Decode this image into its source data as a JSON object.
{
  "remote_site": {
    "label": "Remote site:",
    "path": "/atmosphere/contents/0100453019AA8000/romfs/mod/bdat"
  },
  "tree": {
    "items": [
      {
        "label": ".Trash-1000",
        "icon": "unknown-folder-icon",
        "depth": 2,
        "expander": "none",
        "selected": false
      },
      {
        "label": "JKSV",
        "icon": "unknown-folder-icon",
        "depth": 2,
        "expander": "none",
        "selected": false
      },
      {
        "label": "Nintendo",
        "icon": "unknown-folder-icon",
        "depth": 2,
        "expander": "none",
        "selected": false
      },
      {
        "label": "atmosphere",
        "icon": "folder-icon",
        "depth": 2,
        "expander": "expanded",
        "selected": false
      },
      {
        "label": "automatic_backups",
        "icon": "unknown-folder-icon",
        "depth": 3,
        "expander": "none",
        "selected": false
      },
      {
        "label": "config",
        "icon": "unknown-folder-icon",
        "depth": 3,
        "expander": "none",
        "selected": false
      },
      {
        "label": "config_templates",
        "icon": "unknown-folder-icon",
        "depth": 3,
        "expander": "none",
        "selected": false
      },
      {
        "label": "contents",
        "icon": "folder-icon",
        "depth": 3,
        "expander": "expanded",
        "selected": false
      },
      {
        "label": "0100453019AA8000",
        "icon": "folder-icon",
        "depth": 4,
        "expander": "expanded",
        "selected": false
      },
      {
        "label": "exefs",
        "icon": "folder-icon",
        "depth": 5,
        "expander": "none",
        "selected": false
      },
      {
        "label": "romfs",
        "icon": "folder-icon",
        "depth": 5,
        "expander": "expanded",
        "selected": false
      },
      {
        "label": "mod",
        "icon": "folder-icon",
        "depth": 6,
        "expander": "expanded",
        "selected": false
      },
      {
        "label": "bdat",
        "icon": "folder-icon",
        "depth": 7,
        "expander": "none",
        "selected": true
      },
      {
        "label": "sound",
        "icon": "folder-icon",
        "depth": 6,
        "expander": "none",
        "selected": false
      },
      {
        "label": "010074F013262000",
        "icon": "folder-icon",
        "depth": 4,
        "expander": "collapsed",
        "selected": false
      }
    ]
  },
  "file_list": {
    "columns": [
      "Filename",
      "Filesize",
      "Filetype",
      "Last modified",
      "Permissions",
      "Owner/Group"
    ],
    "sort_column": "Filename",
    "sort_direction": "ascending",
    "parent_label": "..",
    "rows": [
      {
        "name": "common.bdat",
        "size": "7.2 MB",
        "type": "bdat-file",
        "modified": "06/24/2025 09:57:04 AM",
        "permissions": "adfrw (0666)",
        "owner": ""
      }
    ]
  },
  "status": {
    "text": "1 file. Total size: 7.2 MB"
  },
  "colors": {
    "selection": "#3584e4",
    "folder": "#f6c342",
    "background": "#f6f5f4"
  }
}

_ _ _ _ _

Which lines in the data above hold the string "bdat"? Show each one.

_Solution below:_
    "path": "/atmosphere/contents/0100453019AA8000/romfs/mod/bdat"
        "label": "bdat",
        "name": "common.bdat",
        "type": "bdat-file",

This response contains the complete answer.